I STOP Law Requirement
The “duty to consult” the NYS Prescription Monitoring Program (PMP) database went into effect on Tuesday, August 27, 2013 for all prescribers who prescribe Schedules II, III, IV drugs for patients.
It is vitally important that physicians establish and maintain a health commerce system (HCS) account in order to access the PMP. To obtain an account please go to the New York State website here.
Click here for step by step instructions on how physicians and their staff can sign up for a HCS account.
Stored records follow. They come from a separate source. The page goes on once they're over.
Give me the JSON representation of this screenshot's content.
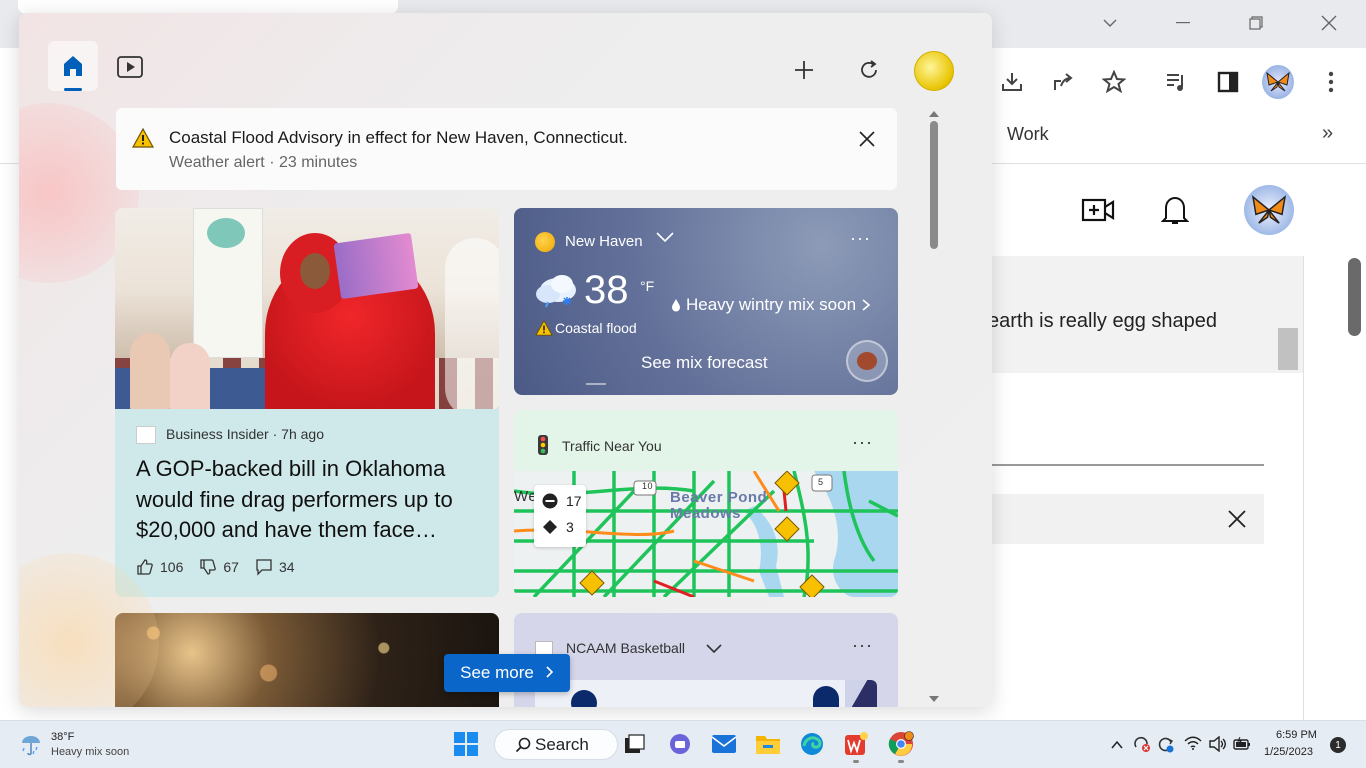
{
  "browser": {
    "bookmark_work": "Work",
    "bookmark_more": "»",
    "search_result_text": "earth is really egg shaped"
  },
  "widgets": {
    "alert": {
      "title": "Coastal Flood Advisory in effect for New Haven, Connecticut.",
      "subtitle": "Weather alert · 23 minutes"
    },
    "news": {
      "source": "Business Insider · 7h ago",
      "title": "A GOP-backed bill in Oklahoma would fine drag performers up to $20,000 and have them face…",
      "likes": "106",
      "dislikes": "67",
      "comments": "34"
    },
    "weather": {
      "location": "New Haven",
      "temperature": "38",
      "unit": "°F",
      "condition": "Heavy wintry mix soon",
      "warning": "Coastal flood",
      "forecast_link": "See mix forecast"
    },
    "traffic": {
      "title": "Traffic Near You",
      "closures": "17",
      "constructions": "3",
      "map_labels": [
        "Beaver Pond",
        "Meadows",
        "10",
        "5",
        "We"
      ]
    },
    "ncaa": {
      "title": "NCAAM Basketball"
    },
    "see_more": "See more"
  },
  "taskbar": {
    "temperature": "38°F",
    "condition": "Heavy mix soon",
    "search_label": "Search",
    "time": "6:59 PM",
    "date": "1/25/2023",
    "notification_count": "1"
  },
  "colors": {
    "accent": "#005fb8",
    "see_more_bg": "#0b66c9",
    "weather_card": "#5d6b95",
    "traffic_card": "#e3f5e8"
  }
}
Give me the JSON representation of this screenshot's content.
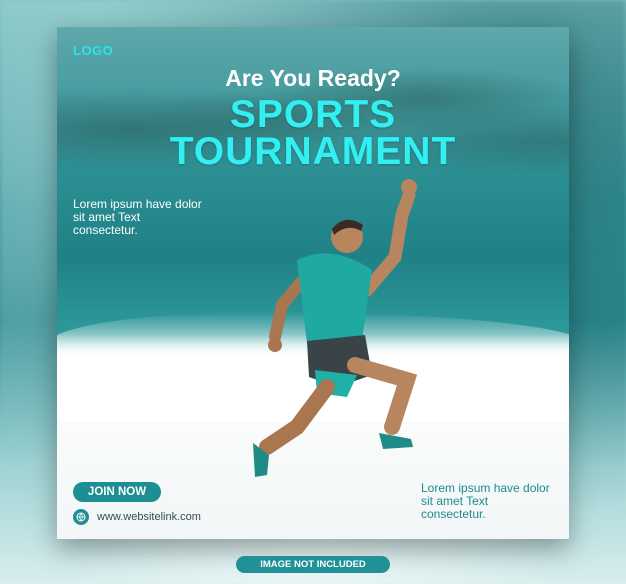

The process to obtain an HCS account takes about two weeks.
Once an HCS account has been secured, physicians can look up patients under the PMP. To access the PMP Registry, go to the Health Commerce System at https://commerce.health.state.ny.us and log into the system with your user ID and password. (If you can’t remember your password, call the Commerce Account Management Unit at 1-866-529-1890; Option 1 for assistance). Additional instructions for accessing the PMP can be found here.
Physicians can designate office staff to look up patients but the designee must also have a HCS account. Once the designee has an HCS account, the physician will need to designate them in the PMP. Physicians will need to log onto the PMP and click on the blue tab that says designate. Physicians then can list the names of their designees. Physicians and staff are also encouraged to go the NYS DOH Bureau of Narcotic Enforcement’s website for additional information:
Exceptions to the duty to consult are provided to the following:
- Practitioners dispensing methadone or other such controlled substance, as designated by the commissioner as appropriate for such use, for an addict as interim treatment for an addict on a waiting list for admission to an authorized maintenance program;
- Controlled substances being administered in the prescriber’s office;
- Prescribing or ordering a controlled substance for use within an institution (hospital or clinic);
- Prescriptions written in an emergency room setting and is for no more than a five day supply of medication;
- Prescription written for a hospice patient;
- Not reasonably possible to access the registry in a timely manner, where there is no other practitioner or designee reasonably available to access the database, and supply is limited to 5 days;
- Where consultation of the registry would result in a patient’s inability to obtain a prescription in a timely manner, thereby adversely impacting the patient’s medical condition;
- Practitioner who has been granted a waiver by Health Commissioner; and
- Where the registry is not operational or cannot be accessed due to a temporary technological or electrical failure.